_Activity_: Please reproduce the entries that follow, keeping each word intact.

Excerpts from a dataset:
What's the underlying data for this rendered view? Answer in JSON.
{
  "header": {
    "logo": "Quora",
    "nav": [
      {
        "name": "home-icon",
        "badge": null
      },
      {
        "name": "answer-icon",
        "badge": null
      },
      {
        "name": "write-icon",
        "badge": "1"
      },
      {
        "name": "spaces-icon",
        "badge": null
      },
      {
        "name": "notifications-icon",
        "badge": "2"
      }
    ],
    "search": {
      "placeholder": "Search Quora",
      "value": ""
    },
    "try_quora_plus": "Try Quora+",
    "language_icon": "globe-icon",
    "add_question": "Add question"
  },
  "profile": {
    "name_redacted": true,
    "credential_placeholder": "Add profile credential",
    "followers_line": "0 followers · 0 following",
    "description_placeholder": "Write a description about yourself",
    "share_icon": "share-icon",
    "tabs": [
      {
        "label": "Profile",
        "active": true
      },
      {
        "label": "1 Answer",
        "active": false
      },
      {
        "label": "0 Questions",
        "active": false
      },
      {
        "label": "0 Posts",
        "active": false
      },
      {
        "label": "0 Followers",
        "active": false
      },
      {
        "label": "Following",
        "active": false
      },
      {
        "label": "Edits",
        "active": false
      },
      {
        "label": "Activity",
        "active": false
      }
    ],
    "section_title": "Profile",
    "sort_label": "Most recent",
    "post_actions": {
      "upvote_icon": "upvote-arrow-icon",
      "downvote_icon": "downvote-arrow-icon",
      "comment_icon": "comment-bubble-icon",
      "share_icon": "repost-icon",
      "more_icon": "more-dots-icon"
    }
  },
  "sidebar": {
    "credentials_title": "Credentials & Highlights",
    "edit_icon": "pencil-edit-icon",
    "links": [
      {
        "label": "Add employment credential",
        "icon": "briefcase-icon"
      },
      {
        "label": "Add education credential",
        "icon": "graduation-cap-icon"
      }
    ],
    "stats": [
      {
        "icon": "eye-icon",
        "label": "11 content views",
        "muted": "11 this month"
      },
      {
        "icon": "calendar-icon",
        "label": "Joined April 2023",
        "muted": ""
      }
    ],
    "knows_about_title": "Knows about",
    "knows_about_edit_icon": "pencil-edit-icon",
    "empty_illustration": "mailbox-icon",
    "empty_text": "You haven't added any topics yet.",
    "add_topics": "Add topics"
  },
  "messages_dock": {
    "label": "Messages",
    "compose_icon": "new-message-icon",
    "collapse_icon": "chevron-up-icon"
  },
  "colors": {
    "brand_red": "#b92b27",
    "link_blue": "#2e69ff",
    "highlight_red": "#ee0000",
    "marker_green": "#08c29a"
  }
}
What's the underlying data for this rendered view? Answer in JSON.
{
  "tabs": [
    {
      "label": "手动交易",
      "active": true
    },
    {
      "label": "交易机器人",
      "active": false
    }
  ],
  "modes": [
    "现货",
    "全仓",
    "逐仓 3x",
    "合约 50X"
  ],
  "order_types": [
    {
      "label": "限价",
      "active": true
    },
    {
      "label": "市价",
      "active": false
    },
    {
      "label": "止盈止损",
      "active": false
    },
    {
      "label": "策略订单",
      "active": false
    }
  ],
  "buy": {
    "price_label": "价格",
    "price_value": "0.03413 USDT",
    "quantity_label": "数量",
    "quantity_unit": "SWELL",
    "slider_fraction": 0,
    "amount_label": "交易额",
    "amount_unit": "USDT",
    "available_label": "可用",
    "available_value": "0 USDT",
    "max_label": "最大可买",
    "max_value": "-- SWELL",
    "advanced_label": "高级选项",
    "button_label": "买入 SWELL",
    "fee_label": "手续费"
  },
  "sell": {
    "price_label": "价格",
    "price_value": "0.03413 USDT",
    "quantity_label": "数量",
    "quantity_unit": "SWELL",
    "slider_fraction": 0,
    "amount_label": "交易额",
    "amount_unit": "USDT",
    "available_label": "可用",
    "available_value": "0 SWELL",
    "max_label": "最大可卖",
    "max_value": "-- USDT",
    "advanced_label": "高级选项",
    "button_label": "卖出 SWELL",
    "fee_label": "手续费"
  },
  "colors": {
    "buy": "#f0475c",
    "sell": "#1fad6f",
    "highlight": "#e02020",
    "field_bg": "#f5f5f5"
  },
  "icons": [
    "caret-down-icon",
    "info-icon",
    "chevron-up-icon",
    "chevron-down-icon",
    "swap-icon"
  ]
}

_Exercise result_:
What's the underlying data for this rendered view? Answer in JSON.
{
  "header": {
    "logo": "Quora",
    "nav": [
      {
        "name": "home-icon",
        "badge": null
      },
      {
        "name": "answer-icon",
        "badge": null
      },
      {
        "name": "write-icon",
        "badge": "1"
      },
      {
        "name": "spaces-icon",
        "badge": null
      },
      {
        "name": "notifications-icon",
        "badge": "2"
      }
    ],
    "search": {
      "placeholder": "Search Quora",
      "value": ""
    },
    "try_quora_plus": "Try Quora+",
    "language_icon": "globe-icon",
    "add_question": "Add question"
  },
  "profile": {
    "name_redacted": true,
    "credential_placeholder": "Add profile credential",
    "followers_line": "0 followers · 0 following",
    "description_placeholder": "Write a description about yourself",
    "share_icon": "share-icon",
    "tabs": [
      {
        "label": "Profile",
        "active": true
      },
      {
        "label": "1 Answer",
        "active": false
      },
      {
        "label": "0 Questions",
        "active": false
      },
      {
        "label": "0 Posts",
        "active": false
      },
      {
        "label": "0 Followers",
        "active": false
      },
      {
        "label": "Following",
        "active": false
      },
      {
        "label": "Edits",
        "active": false
      },
      {
        "label": "Activity",
        "active": false
      }
    ],
    "section_title": "Profile",
    "sort_label": "Most recent",
    "post_actions": {
      "upvote_icon": "upvote-arrow-icon",
      "downvote_icon": "downvote-arrow-icon",
      "comment_icon": "comment-bubble-icon",
      "share_icon": "repost-icon",
      "more_icon": "more-dots-icon"
    }
  },
  "sidebar": {
    "credentials_title": "Credentials & Highlights",
    "edit_icon": "pencil-edit-icon",
    "links": [
      {
        "label": "Add employment credential",
        "icon": "briefcase-icon"
      },
      {
        "label": "Add education credential",
        "icon": "graduation-cap-icon"
      }
    ],
    "stats": [
      {
        "icon": "eye-icon",
        "label": "11 content views",
        "muted": "11 this month"
      },
      {
        "icon": "calendar-icon",
        "label": "Joined April 2023",
        "muted": ""
      }
    ],
    "knows_about_title": "Knows about",
    "knows_about_edit_icon": "pencil-edit-icon",
    "empty_illustration": "mailbox-icon",
    "empty_text": "You haven't added any topics yet.",
    "add_topics": "Add topics"
  },
  "messages_dock": {
    "label": "Messages",
    "compose_icon": "new-message-icon",
    "collapse_icon": "chevron-up-icon"
  },
  "colors": {
    "brand_red": "#b92b27",
    "link_blue": "#2e69ff",
    "highlight_red": "#ee0000",
    "marker_green": "#08c29a"
  }
}
What's the underlying data for this rendered view? Answer in JSON.
{
  "tabs": [
    {
      "label": "手动交易",
      "active": true
    },
    {
      "label": "交易机器人",
      "active": false
    }
  ],
  "modes": [
    "现货",
    "全仓",
    "逐仓 3x",
    "合约 50X"
  ],
  "order_types": [
    {
      "label": "限价",
      "active": true
    },
    {
      "label": "市价",
      "active": false
    },
    {
      "label": "止盈止损",
      "active": false
    },
    {
      "label": "策略订单",
      "active": false
    }
  ],
  "buy": {
    "price_label": "价格",
    "price_value": "0.03413 USDT",
    "quantity_label": "数量",
    "quantity_unit": "SWELL",
    "slider_fraction": 0,
    "amount_label": "交易额",
    "amount_unit": "USDT",
    "available_label": "可用",
    "available_value": "0 USDT",
    "max_label": "最大可买",
    "max_value": "-- SWELL",
    "advanced_label": "高级选项",
    "button_label": "买入 SWELL",
    "fee_label": "手续费"
  },
  "sell": {
    "price_label": "价格",
    "price_value": "0.03413 USDT",
    "quantity_label": "数量",
    "quantity_unit": "SWELL",
    "slider_fraction": 0,
    "amount_label": "交易额",
    "amount_unit": "USDT",
    "available_label": "可用",
    "available_value": "0 SWELL",
    "max_label": "最大可卖",
    "max_value": "-- USDT",
    "advanced_label": "高级选项",
    "button_label": "卖出 SWELL",
    "fee_label": "手续费"
  },
  "colors": {
    "buy": "#f0475c",
    "sell": "#1fad6f",
    "highlight": "#e02020",
    "field_bg": "#f5f5f5"
  },
  "icons": [
    "caret-down-icon",
    "info-icon",
    "chevron-up-icon",
    "chevron-down-icon",
    "swap-icon"
  ]
}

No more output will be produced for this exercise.